Disappointing too, when it finally arrives, is the chance to ride a dragon - something that sounds like great death-from-above fun in theory, but in practice, dear me. Players who previously thought that trying to fight from horseback in Skyrim was frustrating will tear their hair out as their auto-piloted flying mount randomly circles the skies to no particular purpose. Wish to fly off in a straight line somewhere? Too bad. Foes spotted below can be attacked, but don’t try to guess how the dragon might decide to interpret this order though though, as for every swooping fire-breathing fly-by that might have been the desired goal, like as not the dragon will decide the best course of action is to set down on the ground in the middle of a firing squad of archers or magicians. Players that prefer their frustrating circling to be over different scenery may fast travel across the world map while riding, but sightseeing is probably the most useful thing to be gleaned from the whole exercise, which seems like a rather wasted opportunity.
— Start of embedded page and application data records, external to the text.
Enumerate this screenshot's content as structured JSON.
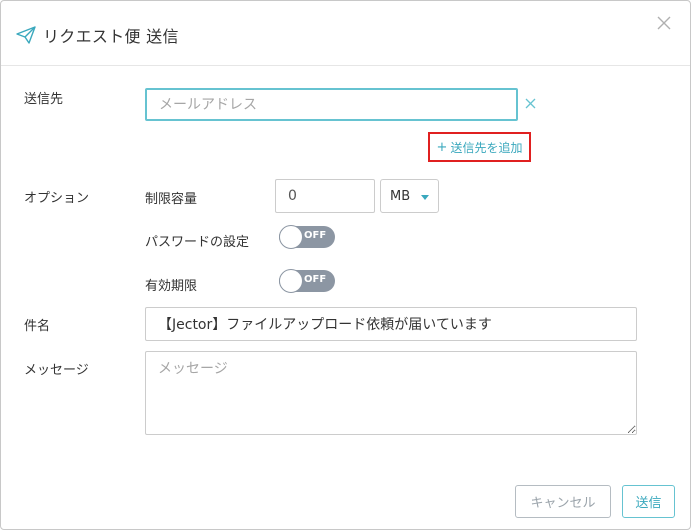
{
  "dialog": {
    "title": "リクエスト便 送信",
    "title_icon": "paper-plane-icon",
    "close_icon": "close-icon"
  },
  "recipients": {
    "label": "送信先",
    "email_placeholder": "メールアドレス",
    "email_value": "",
    "clear_icon": "clear-x-icon",
    "add_label": "送信先を追加",
    "add_icon": "plus-icon"
  },
  "options": {
    "label": "オプション",
    "capacity_label": "制限容量",
    "capacity_value": "0",
    "unit_selected": "MB",
    "password_label": "パスワードの設定",
    "password_toggle": "OFF",
    "expiry_label": "有効期限",
    "expiry_toggle": "OFF"
  },
  "subject": {
    "label": "件名",
    "value": "【Jector】ファイルアップロード依頼が届いています"
  },
  "message": {
    "label": "メッセージ",
    "placeholder": "メッセージ",
    "value": ""
  },
  "footer": {
    "cancel_label": "キャンセル",
    "send_label": "送信"
  },
  "colors": {
    "accent": "#3aa8bd",
    "highlight_border": "#e02020",
    "toggle_off": "#8c96a3"
  }
}
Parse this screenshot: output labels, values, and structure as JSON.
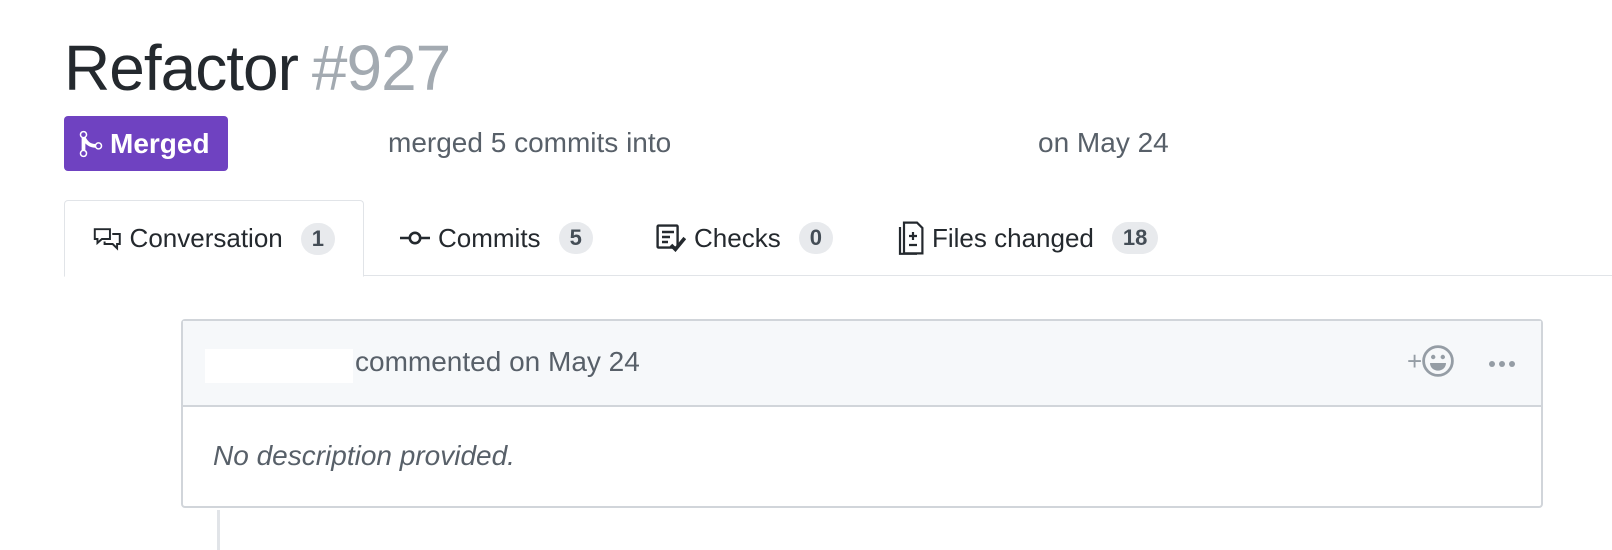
{
  "pr": {
    "title": "Refactor",
    "number": "#927",
    "state_label": "Merged",
    "merge_text": "merged 5 commits into",
    "merge_date": "on May 24"
  },
  "tabs": [
    {
      "label": "Conversation",
      "count": "1",
      "icon": "comment-discussion-icon",
      "active": true
    },
    {
      "label": "Commits",
      "count": "5",
      "icon": "git-commit-icon",
      "active": false
    },
    {
      "label": "Checks",
      "count": "0",
      "icon": "checklist-icon",
      "active": false
    },
    {
      "label": "Files changed",
      "count": "18",
      "icon": "file-diff-icon",
      "active": false
    }
  ],
  "comment": {
    "action_text": "commented on May 24",
    "body": "No description provided.",
    "reaction_label": "+"
  },
  "colors": {
    "merged_purple": "#6f42c1",
    "muted_text": "#586069",
    "border": "#d1d5da",
    "header_bg": "#f6f8fa"
  }
}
Almost needless to say, too, it wouldn’t be Skyrim without bugs, and this reviewer ran into a number of console-hanging freezes and on one interesting occasion, a disappearing cave section that left the hapless Dragonborn with an uncrossable five or 10 metres of white skybox void between him and the exit door.
Skyrim players gladly pay the price of such glitches for the chance to adventure across the game’s epic landscapes, though, and Dragonborn delivers another helping of these adventures in a package that may not be entirely new material, but still has more than enough novelty to make the whole game feel fresh again.